| SOURCE DATA |
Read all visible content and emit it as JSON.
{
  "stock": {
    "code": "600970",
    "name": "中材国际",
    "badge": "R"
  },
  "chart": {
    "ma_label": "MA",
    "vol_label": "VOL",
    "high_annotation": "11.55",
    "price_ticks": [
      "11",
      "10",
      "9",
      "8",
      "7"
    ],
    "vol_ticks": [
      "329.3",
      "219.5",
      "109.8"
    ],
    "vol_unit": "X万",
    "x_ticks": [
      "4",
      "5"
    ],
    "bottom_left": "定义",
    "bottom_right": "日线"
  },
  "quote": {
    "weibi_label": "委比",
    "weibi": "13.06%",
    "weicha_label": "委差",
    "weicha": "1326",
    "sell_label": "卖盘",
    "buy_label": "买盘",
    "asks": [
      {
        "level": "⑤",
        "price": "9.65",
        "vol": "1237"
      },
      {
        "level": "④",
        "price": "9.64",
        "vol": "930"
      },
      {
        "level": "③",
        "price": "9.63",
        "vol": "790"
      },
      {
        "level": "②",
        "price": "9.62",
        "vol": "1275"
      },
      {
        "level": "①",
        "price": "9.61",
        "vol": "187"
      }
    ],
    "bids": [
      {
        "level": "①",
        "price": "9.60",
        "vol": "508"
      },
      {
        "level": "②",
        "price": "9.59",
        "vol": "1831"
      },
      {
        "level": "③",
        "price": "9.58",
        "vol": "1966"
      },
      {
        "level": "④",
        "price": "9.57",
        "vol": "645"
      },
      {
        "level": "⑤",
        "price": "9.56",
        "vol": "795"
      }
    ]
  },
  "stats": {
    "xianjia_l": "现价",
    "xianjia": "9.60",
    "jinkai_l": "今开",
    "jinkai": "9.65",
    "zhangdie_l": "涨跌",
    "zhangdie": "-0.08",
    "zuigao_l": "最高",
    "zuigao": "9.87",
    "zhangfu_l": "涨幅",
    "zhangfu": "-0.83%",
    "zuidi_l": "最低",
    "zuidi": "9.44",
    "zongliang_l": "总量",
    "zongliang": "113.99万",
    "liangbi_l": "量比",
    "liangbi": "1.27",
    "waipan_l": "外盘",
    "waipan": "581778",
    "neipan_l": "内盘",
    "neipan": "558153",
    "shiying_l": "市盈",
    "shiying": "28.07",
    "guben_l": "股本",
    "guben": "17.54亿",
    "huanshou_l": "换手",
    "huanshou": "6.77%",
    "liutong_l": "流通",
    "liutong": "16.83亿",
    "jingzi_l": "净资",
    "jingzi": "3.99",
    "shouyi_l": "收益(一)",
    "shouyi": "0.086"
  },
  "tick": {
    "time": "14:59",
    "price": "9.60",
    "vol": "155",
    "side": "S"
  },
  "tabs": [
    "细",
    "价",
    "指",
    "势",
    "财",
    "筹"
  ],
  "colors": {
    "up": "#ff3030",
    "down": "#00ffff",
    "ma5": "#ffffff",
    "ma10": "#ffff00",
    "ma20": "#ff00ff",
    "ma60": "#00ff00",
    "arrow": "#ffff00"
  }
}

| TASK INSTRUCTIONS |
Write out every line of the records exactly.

| RESULT OF THIS TASK |
Read all visible content and emit it as JSON.
{
  "stock": {
    "code": "600970",
    "name": "中材国际",
    "badge": "R"
  },
  "chart": {
    "ma_label": "MA",
    "vol_label": "VOL",
    "high_annotation": "11.55",
    "price_ticks": [
      "11",
      "10",
      "9",
      "8",
      "7"
    ],
    "vol_ticks": [
      "329.3",
      "219.5",
      "109.8"
    ],
    "vol_unit": "X万",
    "x_ticks": [
      "4",
      "5"
    ],
    "bottom_left": "定义",
    "bottom_right": "日线"
  },
  "quote": {
    "weibi_label": "委比",
    "weibi": "13.06%",
    "weicha_label": "委差",
    "weicha": "1326",
    "sell_label": "卖盘",
    "buy_label": "买盘",
    "asks": [
      {
        "level": "⑤",
        "price": "9.65",
        "vol": "1237"
      },
      {
        "level": "④",
        "price": "9.64",
        "vol": "930"
      },
      {
        "level": "③",
        "price": "9.63",
        "vol": "790"
      },
      {
        "level": "②",
        "price": "9.62",
        "vol": "1275"
      },
      {
        "level": "①",
        "price": "9.61",
        "vol": "187"
      }
    ],
    "bids": [
      {
        "level": "①",
        "price": "9.60",
        "vol": "508"
      },
      {
        "level": "②",
        "price": "9.59",
        "vol": "1831"
      },
      {
        "level": "③",
        "price": "9.58",
        "vol": "1966"
      },
      {
        "level": "④",
        "price": "9.57",
        "vol": "645"
      },
      {
        "level": "⑤",
        "price": "9.56",
        "vol": "795"
      }
    ]
  },
  "stats": {
    "xianjia_l": "现价",
    "xianjia": "9.60",
    "jinkai_l": "今开",
    "jinkai": "9.65",
    "zhangdie_l": "涨跌",
    "zhangdie": "-0.08",
    "zuigao_l": "最高",
    "zuigao": "9.87",
    "zhangfu_l": "涨幅",
    "zhangfu": "-0.83%",
    "zuidi_l": "最低",
    "zuidi": "9.44",
    "zongliang_l": "总量",
    "zongliang": "113.99万",
    "liangbi_l": "量比",
    "liangbi": "1.27",
    "waipan_l": "外盘",
    "waipan": "581778",
    "neipan_l": "内盘",
    "neipan": "558153",
    "shiying_l": "市盈",
    "shiying": "28.07",
    "guben_l": "股本",
    "guben": "17.54亿",
    "huanshou_l": "换手",
    "huanshou": "6.77%",
    "liutong_l": "流通",
    "liutong": "16.83亿",
    "jingzi_l": "净资",
    "jingzi": "3.99",
    "shouyi_l": "收益(一)",
    "shouyi": "0.086"
  },
  "tick": {
    "time": "14:59",
    "price": "9.60",
    "vol": "155",
    "side": "S"
  },
  "tabs": [
    "细",
    "价",
    "指",
    "势",
    "财",
    "筹"
  ],
  "colors": {
    "up": "#ff3030",
    "down": "#00ffff",
    "ma5": "#ffffff",
    "ma10": "#ffff00",
    "ma20": "#ff00ff",
    "ma60": "#00ff00",
    "arrow": "#ffff00"
  }
}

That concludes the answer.